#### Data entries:

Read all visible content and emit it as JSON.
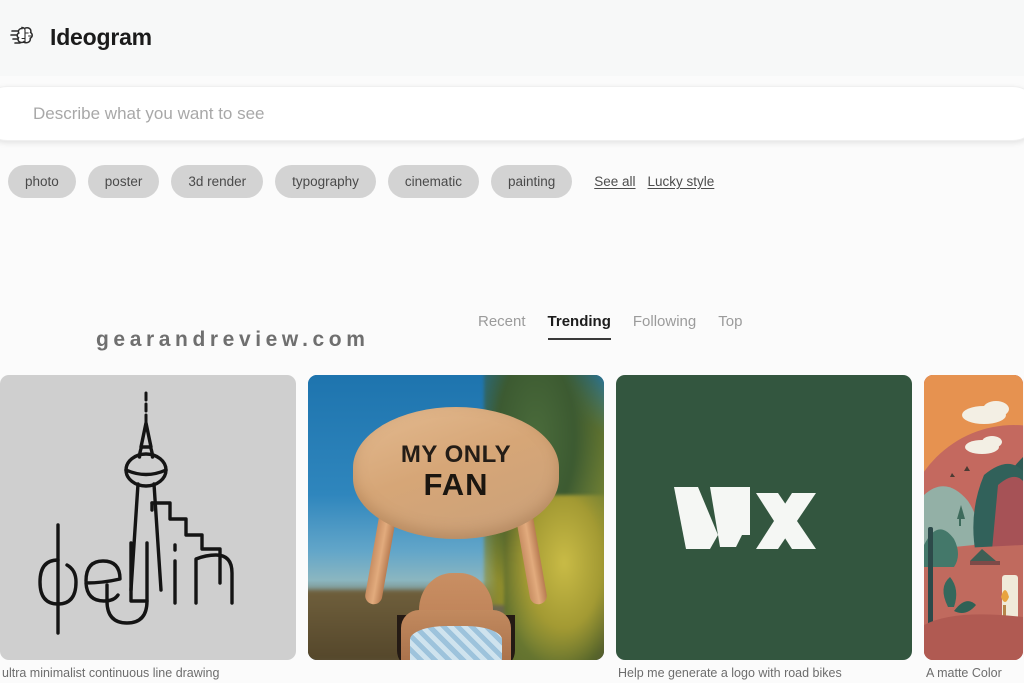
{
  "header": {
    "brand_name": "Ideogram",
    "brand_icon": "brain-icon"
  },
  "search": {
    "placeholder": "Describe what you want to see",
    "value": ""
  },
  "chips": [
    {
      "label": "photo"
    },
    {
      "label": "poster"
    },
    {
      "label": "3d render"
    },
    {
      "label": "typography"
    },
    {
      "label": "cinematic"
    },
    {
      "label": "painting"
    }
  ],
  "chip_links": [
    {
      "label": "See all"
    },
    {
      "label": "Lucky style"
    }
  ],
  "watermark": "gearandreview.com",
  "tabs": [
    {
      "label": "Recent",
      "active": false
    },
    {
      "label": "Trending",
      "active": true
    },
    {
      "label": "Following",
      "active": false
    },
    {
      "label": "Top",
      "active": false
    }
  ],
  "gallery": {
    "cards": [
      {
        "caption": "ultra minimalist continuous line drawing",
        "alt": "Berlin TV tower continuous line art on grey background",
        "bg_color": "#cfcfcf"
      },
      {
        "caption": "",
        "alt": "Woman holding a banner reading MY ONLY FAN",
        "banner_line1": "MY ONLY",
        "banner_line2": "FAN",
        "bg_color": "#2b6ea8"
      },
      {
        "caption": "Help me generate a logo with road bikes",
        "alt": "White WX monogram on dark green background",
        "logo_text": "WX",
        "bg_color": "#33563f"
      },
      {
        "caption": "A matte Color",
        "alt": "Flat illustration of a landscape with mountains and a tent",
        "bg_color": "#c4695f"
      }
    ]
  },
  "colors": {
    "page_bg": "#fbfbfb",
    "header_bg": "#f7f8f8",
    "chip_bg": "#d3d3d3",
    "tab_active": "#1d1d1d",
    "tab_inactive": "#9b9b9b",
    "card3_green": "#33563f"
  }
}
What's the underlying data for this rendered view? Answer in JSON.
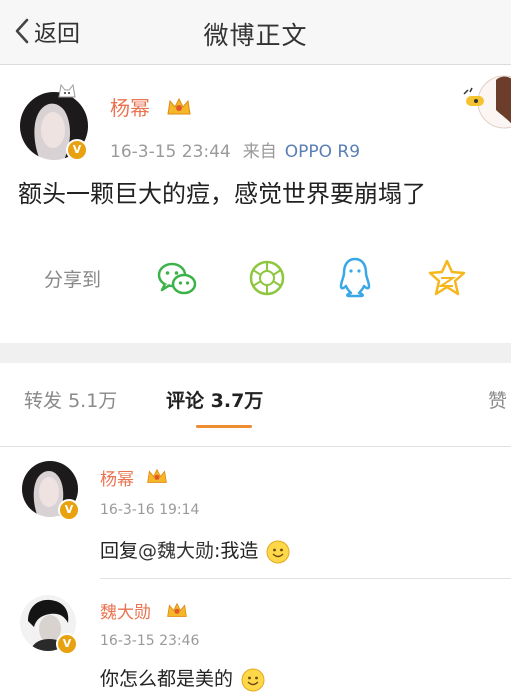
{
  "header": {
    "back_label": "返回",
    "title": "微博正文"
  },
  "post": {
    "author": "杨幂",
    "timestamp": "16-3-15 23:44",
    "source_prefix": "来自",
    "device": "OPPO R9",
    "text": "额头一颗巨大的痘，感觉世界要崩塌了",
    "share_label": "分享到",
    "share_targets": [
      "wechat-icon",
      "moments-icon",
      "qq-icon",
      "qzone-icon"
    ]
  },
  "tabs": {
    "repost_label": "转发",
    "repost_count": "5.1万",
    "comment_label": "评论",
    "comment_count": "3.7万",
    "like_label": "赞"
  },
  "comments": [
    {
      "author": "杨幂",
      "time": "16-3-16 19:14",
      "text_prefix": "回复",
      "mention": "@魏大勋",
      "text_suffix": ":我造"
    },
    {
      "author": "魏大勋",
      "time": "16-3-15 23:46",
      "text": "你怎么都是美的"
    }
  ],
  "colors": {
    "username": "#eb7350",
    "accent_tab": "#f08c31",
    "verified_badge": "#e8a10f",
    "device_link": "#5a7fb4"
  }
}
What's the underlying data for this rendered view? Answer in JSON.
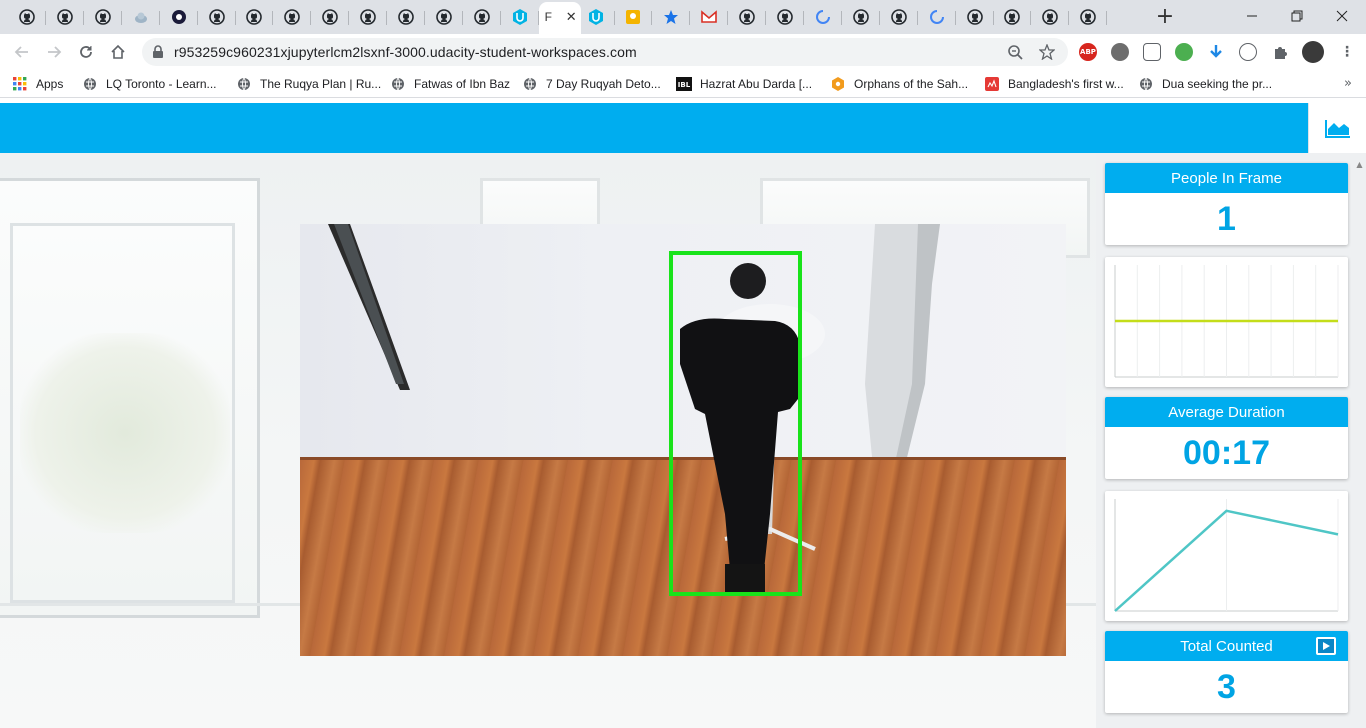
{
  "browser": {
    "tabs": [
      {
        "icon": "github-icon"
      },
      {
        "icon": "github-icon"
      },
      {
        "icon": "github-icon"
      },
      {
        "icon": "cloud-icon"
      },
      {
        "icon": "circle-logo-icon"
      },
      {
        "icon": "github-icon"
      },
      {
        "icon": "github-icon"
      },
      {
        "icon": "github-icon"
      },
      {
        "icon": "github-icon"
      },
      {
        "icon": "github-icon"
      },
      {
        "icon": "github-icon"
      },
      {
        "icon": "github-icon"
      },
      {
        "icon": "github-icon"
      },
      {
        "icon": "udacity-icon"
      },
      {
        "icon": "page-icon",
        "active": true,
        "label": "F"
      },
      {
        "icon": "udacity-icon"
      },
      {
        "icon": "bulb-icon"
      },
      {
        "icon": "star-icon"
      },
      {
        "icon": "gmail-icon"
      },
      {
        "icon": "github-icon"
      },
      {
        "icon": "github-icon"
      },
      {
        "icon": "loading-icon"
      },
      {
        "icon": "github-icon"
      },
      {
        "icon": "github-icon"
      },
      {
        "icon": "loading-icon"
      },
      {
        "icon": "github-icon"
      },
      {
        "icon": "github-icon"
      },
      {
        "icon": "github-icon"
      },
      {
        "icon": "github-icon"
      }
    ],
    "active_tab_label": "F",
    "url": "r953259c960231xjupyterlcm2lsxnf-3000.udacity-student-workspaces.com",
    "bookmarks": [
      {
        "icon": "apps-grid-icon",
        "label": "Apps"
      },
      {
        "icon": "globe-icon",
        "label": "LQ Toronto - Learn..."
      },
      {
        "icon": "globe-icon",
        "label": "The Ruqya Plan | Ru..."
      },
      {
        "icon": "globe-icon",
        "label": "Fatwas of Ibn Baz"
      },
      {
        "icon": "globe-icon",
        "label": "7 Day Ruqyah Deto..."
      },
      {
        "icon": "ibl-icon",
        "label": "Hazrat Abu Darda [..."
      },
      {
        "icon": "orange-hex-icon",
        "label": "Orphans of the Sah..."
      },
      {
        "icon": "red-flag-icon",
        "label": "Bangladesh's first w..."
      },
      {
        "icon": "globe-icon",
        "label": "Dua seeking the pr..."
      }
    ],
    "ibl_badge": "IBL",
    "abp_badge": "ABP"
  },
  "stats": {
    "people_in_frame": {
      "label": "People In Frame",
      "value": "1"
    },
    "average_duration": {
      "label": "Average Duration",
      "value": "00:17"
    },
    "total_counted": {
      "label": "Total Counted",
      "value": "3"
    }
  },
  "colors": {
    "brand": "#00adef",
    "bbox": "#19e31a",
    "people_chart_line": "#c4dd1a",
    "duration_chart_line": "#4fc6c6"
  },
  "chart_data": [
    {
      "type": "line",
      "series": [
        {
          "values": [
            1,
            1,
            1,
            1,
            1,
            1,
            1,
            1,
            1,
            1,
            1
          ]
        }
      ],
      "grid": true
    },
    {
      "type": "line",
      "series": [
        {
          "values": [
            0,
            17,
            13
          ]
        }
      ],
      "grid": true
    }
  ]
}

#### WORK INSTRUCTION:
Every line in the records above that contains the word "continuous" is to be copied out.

#### WRITTEN ANSWER:
        "caption": "ultra minimalist continuous line drawing",
        "alt": "Berlin TV tower continuous line art on grey background",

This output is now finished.